It may not be the same as ending up No. 1 in the final Associated Press men's basketball poll, but Lynn Parman feels like Lawrence just won a national championship by being named a "five-star metro" area by a leading economic-development magazine.
The ranking - a compilation of seven other rankings calculated during the past 12 months - will be among the first things she brings up when working to recruit new businesses to locate in town.
"When you're competing nationally, anything you have like this is significant," said Parman, vice president for economic development at the Lawrence Chamber of Commerce. "Anything that is of national significance makes us stand out. And in economic development, when you're trying to attract businesses, anytime we can show that we're better than the competition, it just puts us a step ahead."
The latest ranking, included in the latest issue of Expansion Management magazine, is yet another in a series of steps up for Lawrence's national profile.
Men's Journal recently named Lawrence one of the best places in the country to live, based upon a number of quality-of-life factors. Golf Digest rated Lawrence No. 40 among the best communities for golf in the United States, from among 330 U.S. metropolitan statistical areas.
The rankings are by no means isolated. Last year, Forbes magazine ranked Lawrence No. 6 on its list of smaller metro areas for launching a business or career. Relocate-America.com put Lawrence among the top 100 places to live. A book, "The 100 Best Art Towns in America," includes a rundown of Lawrence's cultural offerings.
'The more ... the better'
As such compilations pile up Lawrence will continue to build a well-deserved reputation as a fine place to live, work and play, said Bill King, chief editor of Expansion Management. Such plaudits get noticed in all kinds of settings, whether it be a bookstore aisle, Internet search engine or corporate board room.
Such exposure is certain to pay dividends.
"The more rankings a community makes, the better it is," said King, whose office is in Lenexa. "It is, in a sense, great marketing for them. It's a third-party testament, rather than just listening to the head of a local chamber of commerce saying, 'Hey, Lawrence is a darn nice place to live' or whatever.
"With the rankings, you have a disinterested third party saying, 'These are the areas we've looked at, and these are the top communities.' "
For Expansion Management's 45,000 subscribers - half of them CEOs or senior executives for companies looking for the best locations to expand or relocate a facility during the next one to three years - a community with a "five-star" rating already has a leg up on hundreds of other communities nationwide.
Lawrence made the list based upon its lofty standings in a series of earlier studies conducted by the magazine on 362 metropolitan statistical areas across the country. Among Lawrence's standings in specific categories:

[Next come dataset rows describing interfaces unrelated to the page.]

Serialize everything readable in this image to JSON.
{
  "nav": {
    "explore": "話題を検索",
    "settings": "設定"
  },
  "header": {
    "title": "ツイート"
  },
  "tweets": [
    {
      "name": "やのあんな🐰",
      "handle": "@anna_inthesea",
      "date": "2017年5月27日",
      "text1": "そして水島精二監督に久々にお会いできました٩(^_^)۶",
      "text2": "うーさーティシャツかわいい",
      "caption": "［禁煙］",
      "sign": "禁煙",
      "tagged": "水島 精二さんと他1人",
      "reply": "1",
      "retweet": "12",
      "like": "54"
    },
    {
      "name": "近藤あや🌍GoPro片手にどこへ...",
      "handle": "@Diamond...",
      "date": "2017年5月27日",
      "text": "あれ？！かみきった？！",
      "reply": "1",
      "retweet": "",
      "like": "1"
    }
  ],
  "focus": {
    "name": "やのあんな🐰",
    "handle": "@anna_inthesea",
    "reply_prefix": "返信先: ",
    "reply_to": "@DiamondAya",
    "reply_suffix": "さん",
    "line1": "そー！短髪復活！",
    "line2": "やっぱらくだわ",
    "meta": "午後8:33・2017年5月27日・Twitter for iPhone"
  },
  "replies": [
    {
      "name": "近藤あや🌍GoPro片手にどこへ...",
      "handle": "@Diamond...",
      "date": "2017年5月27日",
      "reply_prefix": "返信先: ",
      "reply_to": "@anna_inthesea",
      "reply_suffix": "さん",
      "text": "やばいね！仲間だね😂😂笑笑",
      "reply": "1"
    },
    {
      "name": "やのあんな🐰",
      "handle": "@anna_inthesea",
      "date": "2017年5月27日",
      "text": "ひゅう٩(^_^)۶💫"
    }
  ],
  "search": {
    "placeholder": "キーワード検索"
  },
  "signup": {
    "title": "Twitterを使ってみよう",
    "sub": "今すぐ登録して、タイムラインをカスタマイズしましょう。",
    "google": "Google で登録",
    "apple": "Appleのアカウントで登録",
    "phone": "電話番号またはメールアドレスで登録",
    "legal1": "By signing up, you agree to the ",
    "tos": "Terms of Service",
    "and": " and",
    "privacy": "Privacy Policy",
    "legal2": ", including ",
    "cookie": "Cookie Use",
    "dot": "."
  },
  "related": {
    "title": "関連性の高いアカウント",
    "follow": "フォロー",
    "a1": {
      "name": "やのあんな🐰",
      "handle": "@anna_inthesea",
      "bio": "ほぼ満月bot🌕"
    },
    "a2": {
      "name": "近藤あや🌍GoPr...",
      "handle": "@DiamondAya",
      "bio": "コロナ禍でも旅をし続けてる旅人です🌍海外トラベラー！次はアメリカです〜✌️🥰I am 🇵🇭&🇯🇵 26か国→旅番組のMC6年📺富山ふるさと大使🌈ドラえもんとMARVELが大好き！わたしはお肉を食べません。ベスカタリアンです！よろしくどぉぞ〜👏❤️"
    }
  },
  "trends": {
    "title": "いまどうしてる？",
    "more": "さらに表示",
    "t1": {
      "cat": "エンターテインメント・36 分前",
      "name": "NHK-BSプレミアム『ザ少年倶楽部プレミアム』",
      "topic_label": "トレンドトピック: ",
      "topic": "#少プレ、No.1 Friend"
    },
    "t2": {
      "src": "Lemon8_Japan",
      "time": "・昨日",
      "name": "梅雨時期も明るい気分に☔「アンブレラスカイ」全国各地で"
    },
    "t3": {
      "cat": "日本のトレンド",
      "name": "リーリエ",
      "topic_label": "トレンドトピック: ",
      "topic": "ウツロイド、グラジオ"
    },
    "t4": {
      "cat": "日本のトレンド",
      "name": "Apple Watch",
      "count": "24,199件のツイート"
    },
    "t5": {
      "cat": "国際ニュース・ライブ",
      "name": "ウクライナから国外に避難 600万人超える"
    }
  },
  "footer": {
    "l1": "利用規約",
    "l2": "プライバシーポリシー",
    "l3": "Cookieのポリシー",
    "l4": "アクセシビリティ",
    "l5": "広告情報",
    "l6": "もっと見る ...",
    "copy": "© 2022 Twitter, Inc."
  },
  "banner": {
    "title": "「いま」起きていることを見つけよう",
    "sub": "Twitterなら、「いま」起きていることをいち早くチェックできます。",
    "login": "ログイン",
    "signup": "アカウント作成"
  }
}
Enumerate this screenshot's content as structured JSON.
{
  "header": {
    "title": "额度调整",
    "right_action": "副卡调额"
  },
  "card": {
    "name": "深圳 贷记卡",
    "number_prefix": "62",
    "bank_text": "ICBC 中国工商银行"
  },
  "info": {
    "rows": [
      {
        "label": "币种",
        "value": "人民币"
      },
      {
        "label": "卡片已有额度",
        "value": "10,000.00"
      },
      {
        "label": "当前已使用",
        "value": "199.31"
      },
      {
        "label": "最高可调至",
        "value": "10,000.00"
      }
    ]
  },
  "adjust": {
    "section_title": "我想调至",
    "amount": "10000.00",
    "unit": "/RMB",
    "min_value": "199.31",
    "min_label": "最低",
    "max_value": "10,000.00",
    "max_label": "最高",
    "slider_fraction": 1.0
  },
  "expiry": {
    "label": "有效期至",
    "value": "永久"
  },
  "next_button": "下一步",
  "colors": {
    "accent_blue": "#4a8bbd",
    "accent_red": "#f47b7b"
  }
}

¢ Public education: No. 5.
¢ Knowledgeable workers: No. 62.
¢ Quality of life: No. 63.
Taking bad with good
But the "five-star" designation also managed to gloss over some of Lawrence's shortcomings, King said. The community's logistics and infrastructure - such as access to roads, highways, rail lines, water-based commerce, airports and other factors - ranks 313th among U.S. metro areas, the magazine found.
Not that such negatives are deal killers.
"We're just trying to educate our readers on how to evaluate different aspects of the community - (so that they) don't just take the chamber of commerce's word for it that every place is a darn good place to do business," King said. "We try to show people how it will have an impact and make a difference on their bottom line."
But such rankings already have made a difference in Parman's office at the Lawrence chamber, 734 Vt.
As Lawrence's profile continues to rise nationally, Parman isn't relying as much on other agencies to forward her leads from businesses looking to expand or relocate. A year ago, about 70 percent of her leads came from other sources, such as the Kansas Department of Commerce or the Kansas City Area Development Council.
So far this year, half of her leads have come directly into her office, whether it's by phone, fax or letter.
"We're generating leads ourselves now," Parman said. "It's just awareness."
Having such direct connections also appears to be paying off, she said. At this time last year Parman had welcomed representatives from only eight companies looking to land a potential project in the area.
So far this year, she said, the number of site visits already has swollen to 23.
"It's made a huge difference for us," she said.